Was he an under appreciated genius betrayed by the Hollywood system, or was he a talented but over praised artist who made two bad films for every good film and sabotaged his career at every turn? If you listen to the French (Godard famously said, "The cinema is Nicholas Ray"), you'll come away thinking its the former, but Patrick McGilligan's biography will leave you leaning towards the latter. Though the book can be a bit dry and gets a repetitive towards the end, when the director's demons really start to take over, it is also a meticulous accounting of not just how Ray made his films, but the filmmaking process in Hollywood in the 1950s - with all its frustrating backstage politics - in general.

Friday, October 4, 2013

Friday's Top 5... Movies Set in Outer Space

#5: Apollo 13

The true story of how a mission to the moon became a mission to return three astronauts to earth alive is, to my mind, Ron Howard's best movie and the only one that has transcended the line between "pretty good" and "kind of great."

Wednesday, October 2, 2013

Oscar Cursed: Michael Cimino Edition

It happens to directors, too. Top of the world, and anointed by the Hollywood establishment one day, and then forgotten and making straight to video shlock the next. Sometimes the success was a fluke in the first place, sometimes the talent is there but the ego grows too large and the work becomes weighted down by the director's hubris. Michael Cimino's rise to prominence was swift - a couple of writing credits, followed by a critically and commercially popular debut, followed by an Oscar winning classic - but his fall as even sharper. His failure, arguably, had a greater impact than his success, seeing as it not only derailed his career, but also helped usher in a quick end to the auteur era of American cinema, changing the course of Hollywood movie making for the next decade.

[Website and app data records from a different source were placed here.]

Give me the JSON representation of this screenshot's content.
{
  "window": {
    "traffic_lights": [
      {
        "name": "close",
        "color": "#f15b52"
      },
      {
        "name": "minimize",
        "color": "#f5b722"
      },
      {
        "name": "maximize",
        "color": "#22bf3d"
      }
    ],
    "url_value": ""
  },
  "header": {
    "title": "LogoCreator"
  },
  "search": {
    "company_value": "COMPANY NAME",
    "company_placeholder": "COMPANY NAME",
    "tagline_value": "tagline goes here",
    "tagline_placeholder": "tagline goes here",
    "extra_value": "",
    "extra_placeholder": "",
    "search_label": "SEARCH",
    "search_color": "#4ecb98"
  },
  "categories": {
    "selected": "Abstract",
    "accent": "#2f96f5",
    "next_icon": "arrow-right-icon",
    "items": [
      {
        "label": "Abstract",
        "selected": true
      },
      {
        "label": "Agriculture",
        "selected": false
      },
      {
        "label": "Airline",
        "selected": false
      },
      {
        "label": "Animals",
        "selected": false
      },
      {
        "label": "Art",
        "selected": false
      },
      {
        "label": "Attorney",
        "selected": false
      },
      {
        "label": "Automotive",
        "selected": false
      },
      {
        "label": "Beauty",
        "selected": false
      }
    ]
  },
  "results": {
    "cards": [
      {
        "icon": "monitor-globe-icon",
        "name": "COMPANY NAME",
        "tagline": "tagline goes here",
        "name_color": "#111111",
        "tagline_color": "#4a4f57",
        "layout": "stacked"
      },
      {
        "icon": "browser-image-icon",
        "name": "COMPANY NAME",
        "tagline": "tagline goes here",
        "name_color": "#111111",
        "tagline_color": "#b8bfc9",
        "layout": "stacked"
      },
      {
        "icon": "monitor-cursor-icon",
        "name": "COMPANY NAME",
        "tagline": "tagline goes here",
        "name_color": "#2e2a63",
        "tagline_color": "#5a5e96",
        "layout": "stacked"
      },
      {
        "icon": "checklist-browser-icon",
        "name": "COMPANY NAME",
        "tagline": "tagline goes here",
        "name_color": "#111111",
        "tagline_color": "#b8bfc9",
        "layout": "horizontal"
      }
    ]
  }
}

Tuesday, October 1, 2013

Review: 20 Feet from Stardom (2013)

* * *

Director: Morgan Neville

It takes more than talent to make a star. There are a host of factors that come into play, including, but not limited to, the artist's drive and ambition, their ability to endure sometimes volatile shifts in the pop culture landscape, their ability to market themselves or be marketed by third parties, and, though Morgan Neville's 20 Feet from Stardom isn't too preoccupied with it, racism. It's no coincidence that the majority of the women showcased here, all talented singers, many of whom tried to break out as solo singers but, for various reasons, found themselves relegated to the background, are women of color. Though 20 Feet is an engaging and entertaining film, one of the frustrating things about it is how often it acknowledges issues such as racism only to shy away from a deeper exploration of it. I would recommend it nevertheless, but I don't really think that it's all it could be.